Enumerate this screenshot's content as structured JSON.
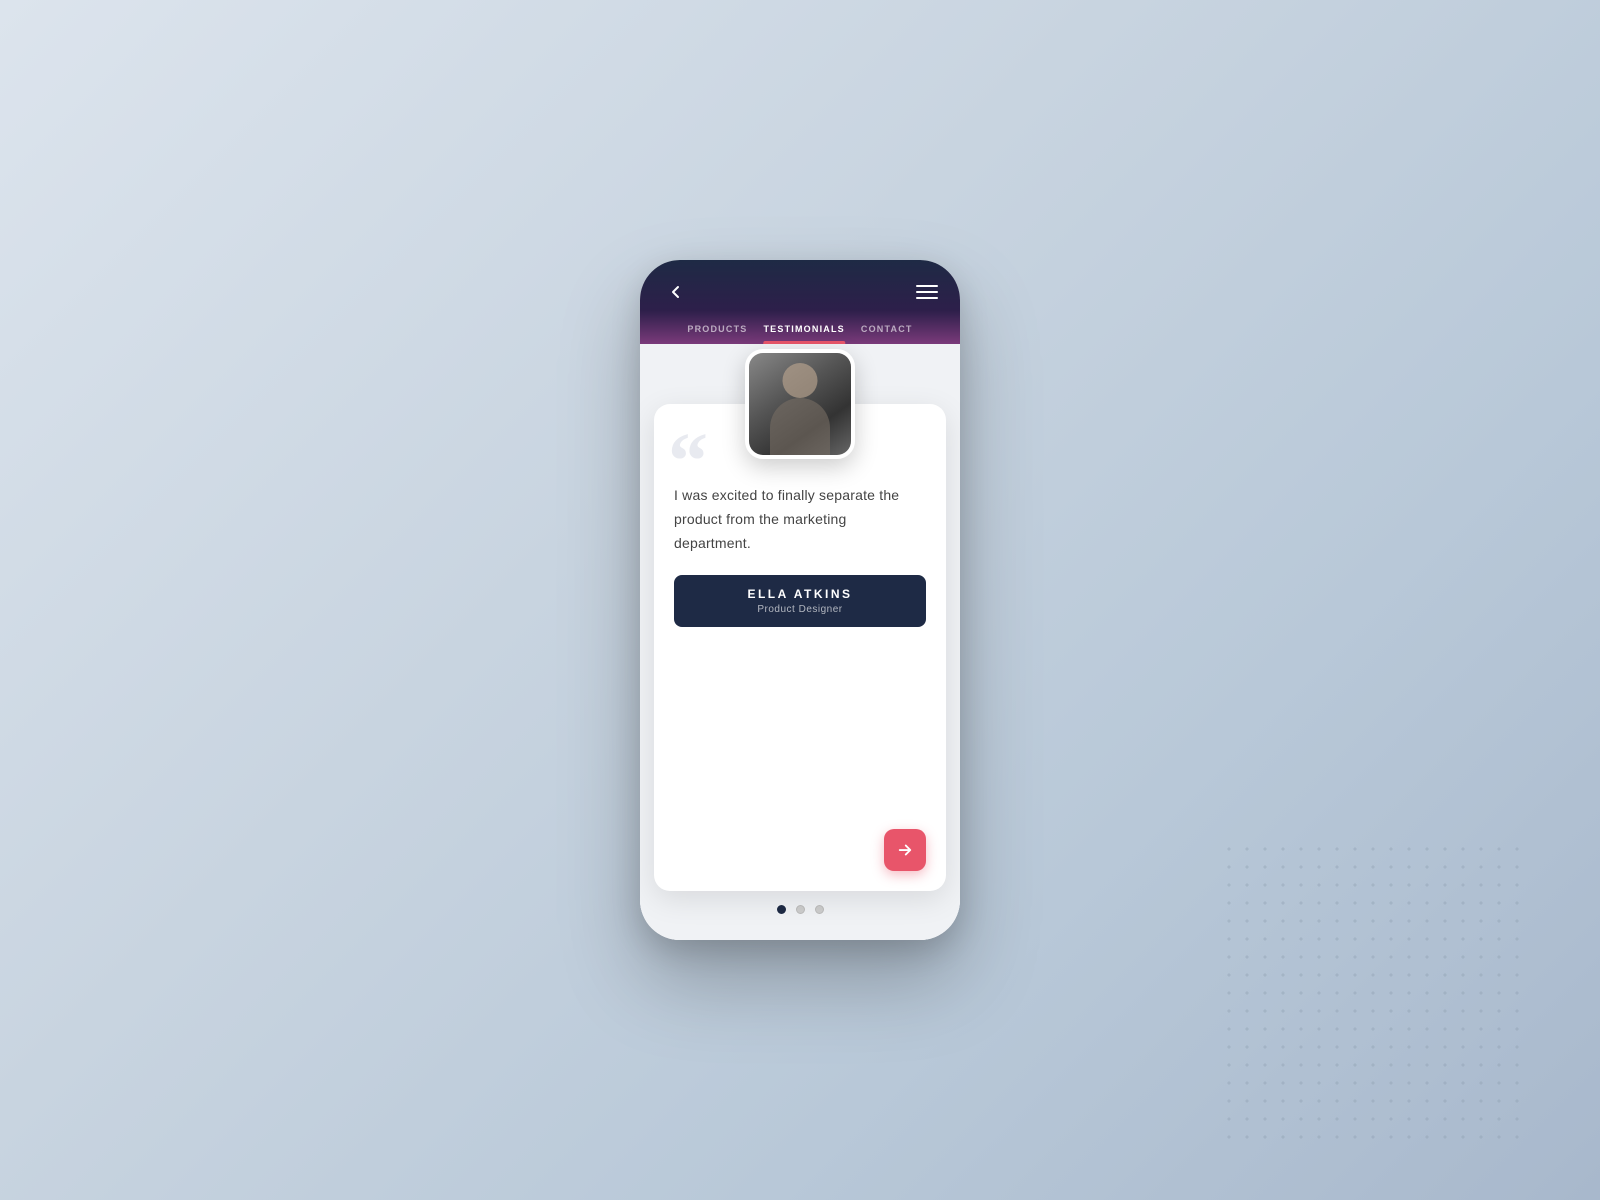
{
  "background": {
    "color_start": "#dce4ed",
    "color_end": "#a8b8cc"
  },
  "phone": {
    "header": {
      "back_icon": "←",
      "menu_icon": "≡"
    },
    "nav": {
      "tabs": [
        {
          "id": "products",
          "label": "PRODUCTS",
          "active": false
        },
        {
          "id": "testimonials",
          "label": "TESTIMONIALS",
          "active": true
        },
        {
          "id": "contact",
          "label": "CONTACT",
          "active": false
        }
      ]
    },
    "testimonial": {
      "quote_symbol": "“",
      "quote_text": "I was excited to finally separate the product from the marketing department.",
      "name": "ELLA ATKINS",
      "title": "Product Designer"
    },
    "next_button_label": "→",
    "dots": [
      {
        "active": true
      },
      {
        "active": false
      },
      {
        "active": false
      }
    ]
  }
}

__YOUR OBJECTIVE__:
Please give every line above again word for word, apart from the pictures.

__RESULT FOR THIS EXERCISE__:
Enumerate this screenshot's content as structured JSON.
{
  "background": {
    "color_start": "#dce4ed",
    "color_end": "#a8b8cc"
  },
  "phone": {
    "header": {
      "back_icon": "←",
      "menu_icon": "≡"
    },
    "nav": {
      "tabs": [
        {
          "id": "products",
          "label": "PRODUCTS",
          "active": false
        },
        {
          "id": "testimonials",
          "label": "TESTIMONIALS",
          "active": true
        },
        {
          "id": "contact",
          "label": "CONTACT",
          "active": false
        }
      ]
    },
    "testimonial": {
      "quote_symbol": "“",
      "quote_text": "I was excited to finally separate the product from the marketing department.",
      "name": "ELLA ATKINS",
      "title": "Product Designer"
    },
    "next_button_label": "→",
    "dots": [
      {
        "active": true
      },
      {
        "active": false
      },
      {
        "active": false
      }
    ]
  }
}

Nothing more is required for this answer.